5:40 p.m.: Polls closed at 7 p.m. EST in six states, including the presidential battleground of Virginia. Trump scored his first wins of the night in Indiana and Kentucky and West Virginia. Results are too close to call in Georgia and South Carolina, while Vermont went to Clinton.
In Idaho, polling was extended one hour to 9 p.m. at five new Ada County polling places after a lawsuit by the Idaho Democratic Party. Polls are closing in most of North Carolina at 7:30, but will remain open in 8 precincts in one county due to a computer glitch.
5:24 p.m.: Virginia, Georgia and Florida are also now starting to show up on the AP’s map. But again, it’s a small start — .5% for Florida, 2% for Virginia. Meanwhile, here in the Mountain time zone, you have another 2 1/2 hours to cast your vote.
5:01 p.m.: Early, early early results are starting to show up for Indiana, Kentucky and New Hampshire. With a fraction of results reported, they favor Trump. (UPDATE: The AP has already called Kentucky for Trump.)
5 p.m.: Experts have been warning for months that hackers could try to disrupt Tuesday’s election by penetrating local voting systems. But another target could prove easier to hack: U.S. media outlets offering election night results. Upguard, a Mountain View, Calif., company that assesses how well companies are protecting themselves from hackers, concluded that three major news organizations tallied “pretty abysmal” scores on key criteria to thwart breaches. Those include the Associated Press, perhaps the largest provider of election tabulations in the country. The company didn’t examine McClatchy, which owns the Idaho Statesman.
4:30 p.m.: Some highlights to start with as we near 5 p.m. Mountain, when the first batch of Eastern polls close.
Idaho Democrats sue to extend hours at five Boise precincts: Dean Ferguson, spokesman for the Idaho Democratic Party, says Ada County didn’t do enough to inform voters that their polling places had changed before Tuesday.

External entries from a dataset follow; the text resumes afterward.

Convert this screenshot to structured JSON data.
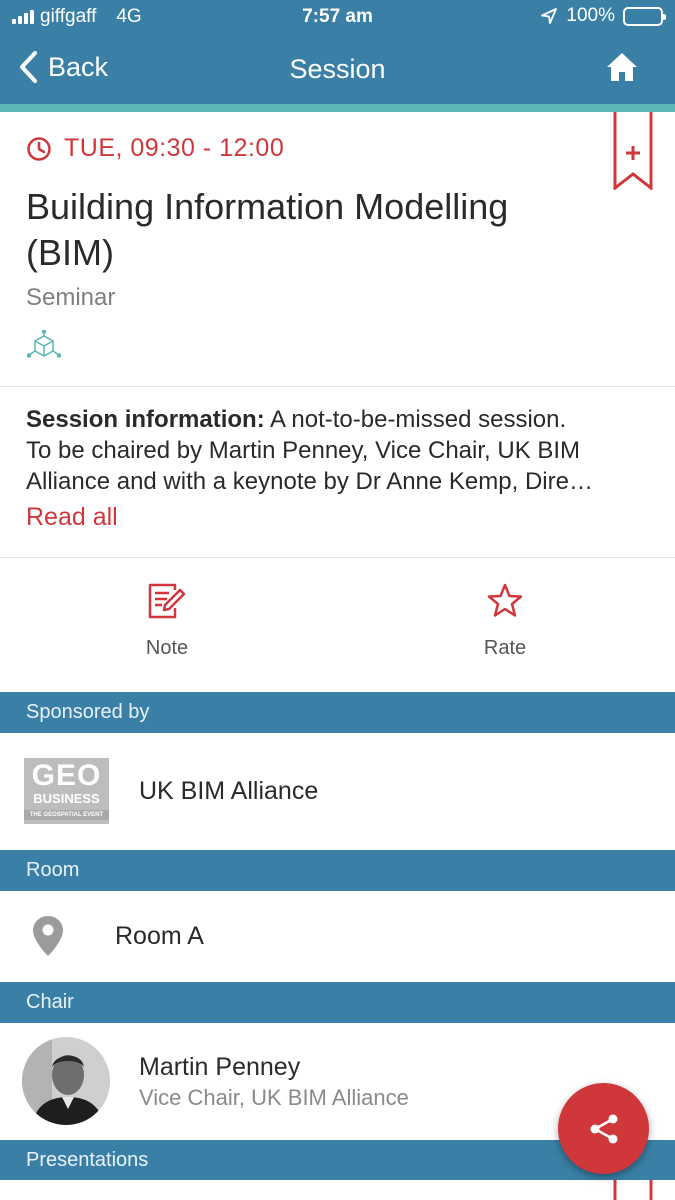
{
  "status_bar": {
    "carrier": "giffgaff",
    "network": "4G",
    "time": "7:57 am",
    "battery": "100%"
  },
  "nav": {
    "back_label": "Back",
    "title": "Session"
  },
  "session": {
    "time": "TUE, 09:30 - 12:00",
    "title_line1": "Building Information Modelling",
    "title_line2": "(BIM)",
    "type": "Seminar",
    "info_heading": "Session information:",
    "info_line1": " A not-to-be-missed session.",
    "info_line2": "To be chaired by Martin Penney, Vice Chair, UK BIM",
    "info_line3": "Alliance and with a keynote by Dr Anne Kemp, Dire…",
    "read_all": "Read all"
  },
  "actions": {
    "note_label": "Note",
    "rate_label": "Rate"
  },
  "sponsored": {
    "header": "Sponsored by",
    "logo_line1": "GEO",
    "logo_line2": "BUSINESS",
    "logo_line3": "THE GEOSPATIAL EVENT",
    "name": "UK BIM Alliance"
  },
  "room": {
    "header": "Room",
    "name": "Room A"
  },
  "chair": {
    "header": "Chair",
    "name": "Martin Penney",
    "role": "Vice Chair, UK BIM Alliance"
  },
  "presentations": {
    "header": "Presentations"
  },
  "colors": {
    "primary": "#3a7fa5",
    "accent": "#d0373b",
    "teal": "#5cb6b3"
  },
  "icons": [
    "signal-icon",
    "location-arrow-icon",
    "battery-icon",
    "back-chevron-icon",
    "home-icon",
    "bookmark-add-icon",
    "clock-icon",
    "cube-icon",
    "note-icon",
    "star-icon",
    "map-pin-icon",
    "share-icon"
  ]
}
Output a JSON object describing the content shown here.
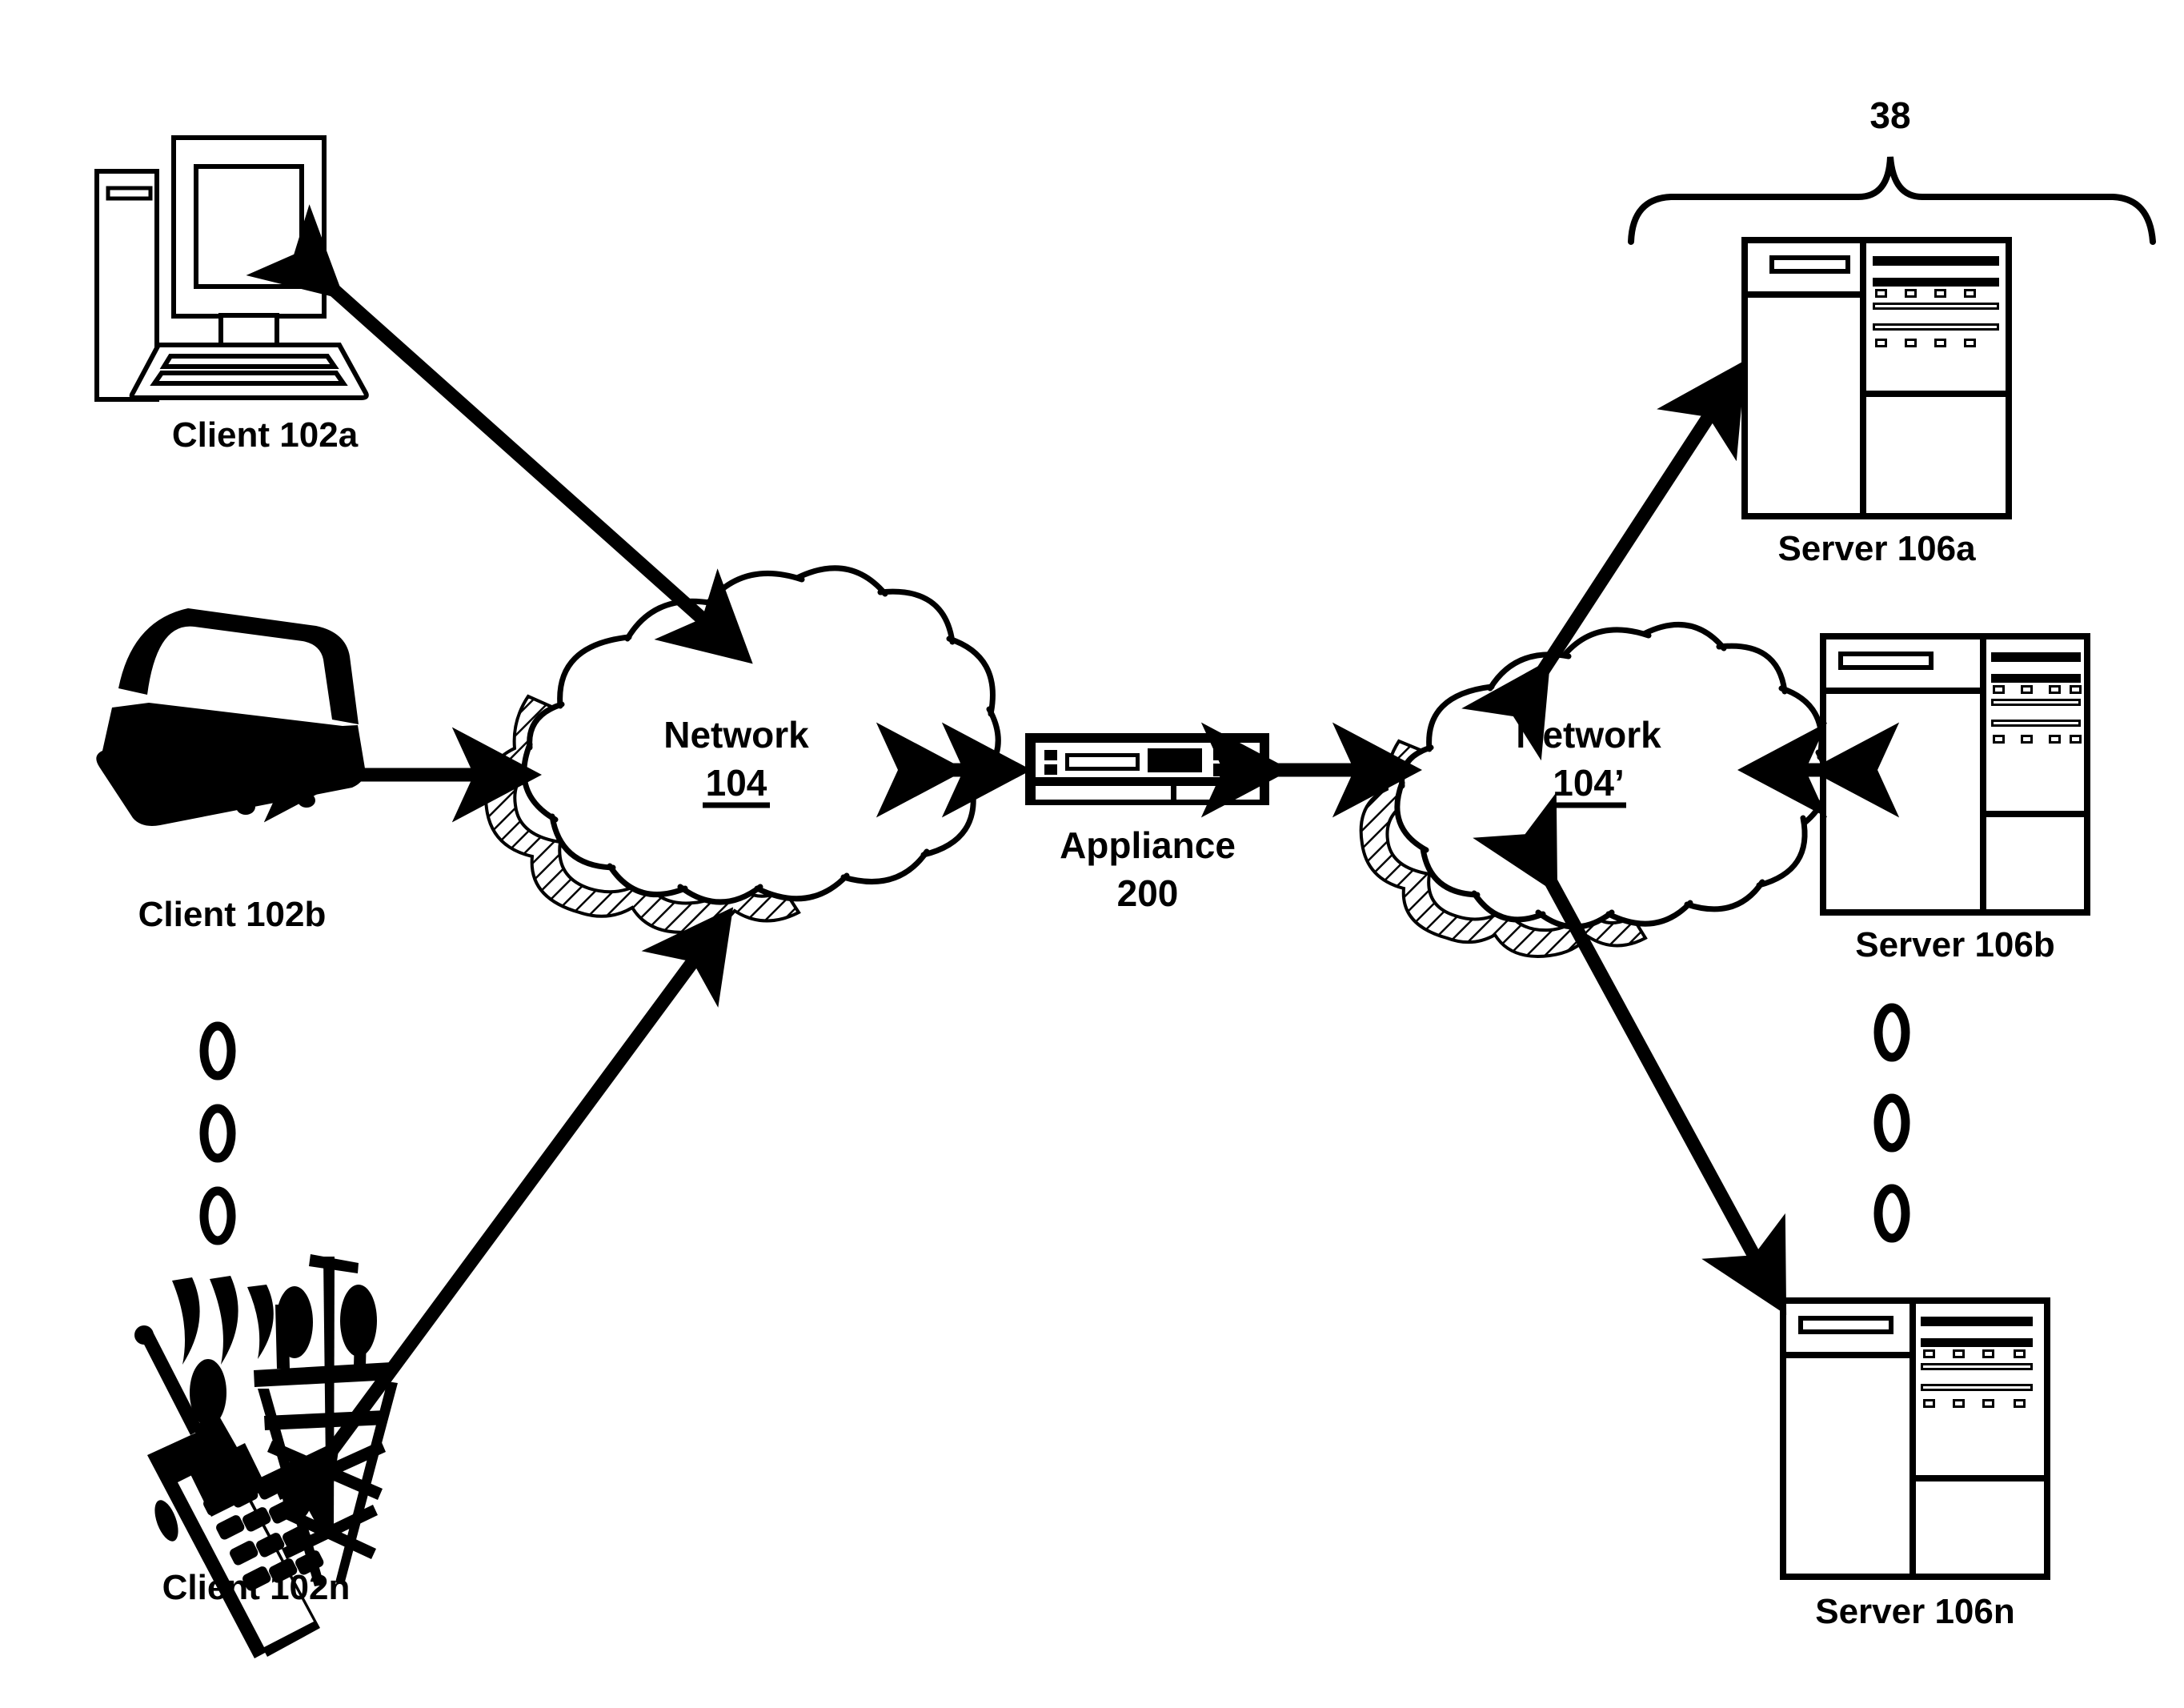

Donald Trump’s campaign sued in Nevada over preserving the names of poll workers as part of a complaint over what the campaign calls early voting irregularities. But after an Election Day court hearing, a district judge said the county registrar already is required to keep those records and that entering them in the court record would expose workers to posssible “public attention, ridicule and harassment.”
Long lines require extra ballots in Payette County: Shortly after 1 p.m. on Tuesday, a voting precinct in Fruitland ran out of the type of paper ballots that voters fill out by coloring in ovals by hand. Lines stretched while the county rushed to provide more, but things are apparently now back to normal, the county says.
Both candidates have posted pleas to vote on social media — Clinton’s is a little more nontraditional:
When results come in, where can you find them? We’ll highlight major developments here, but you can also keep an eye on our running election results tally at this link.